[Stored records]
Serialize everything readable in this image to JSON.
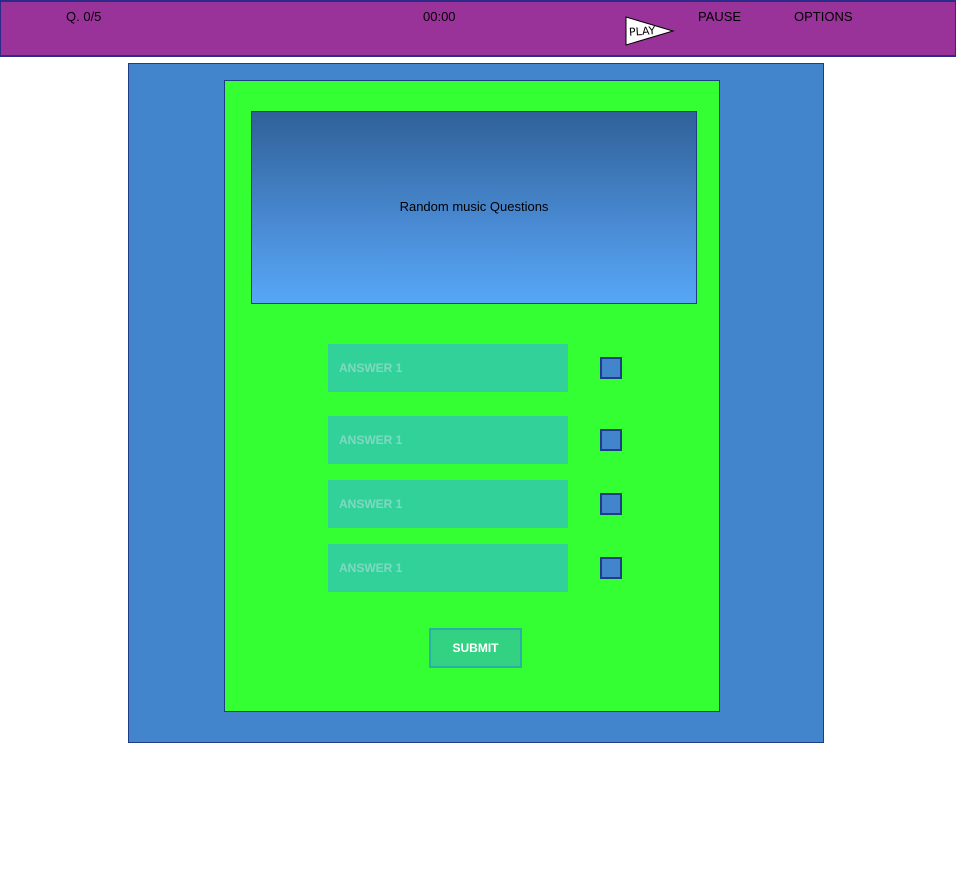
{
  "topbar": {
    "question_counter": "Q. 0/5",
    "timer": "00:00",
    "play_label": "PLAY",
    "pause_label": "PAUSE",
    "options_label": "OPTIONS"
  },
  "question": {
    "text": "Random music Questions"
  },
  "answers": [
    {
      "placeholder": "ANSWER 1"
    },
    {
      "placeholder": "ANSWER 1"
    },
    {
      "placeholder": "ANSWER 1"
    },
    {
      "placeholder": "ANSWER 1"
    }
  ],
  "submit_label": "SUBMIT",
  "colors": {
    "topbar": "#993399",
    "outer_panel": "#4285cc",
    "inner_panel": "#33ff33",
    "answer_field": "#33d19a",
    "submit_button": "#33d182",
    "border": "#1f3c88"
  }
}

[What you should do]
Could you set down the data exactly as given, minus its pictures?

[Task answer]
Serialize everything readable in this image to JSON.
{
  "topbar": {
    "question_counter": "Q. 0/5",
    "timer": "00:00",
    "play_label": "PLAY",
    "pause_label": "PAUSE",
    "options_label": "OPTIONS"
  },
  "question": {
    "text": "Random music Questions"
  },
  "answers": [
    {
      "placeholder": "ANSWER 1"
    },
    {
      "placeholder": "ANSWER 1"
    },
    {
      "placeholder": "ANSWER 1"
    },
    {
      "placeholder": "ANSWER 1"
    }
  ],
  "submit_label": "SUBMIT",
  "colors": {
    "topbar": "#993399",
    "outer_panel": "#4285cc",
    "inner_panel": "#33ff33",
    "answer_field": "#33d19a",
    "submit_button": "#33d182",
    "border": "#1f3c88"
  }
}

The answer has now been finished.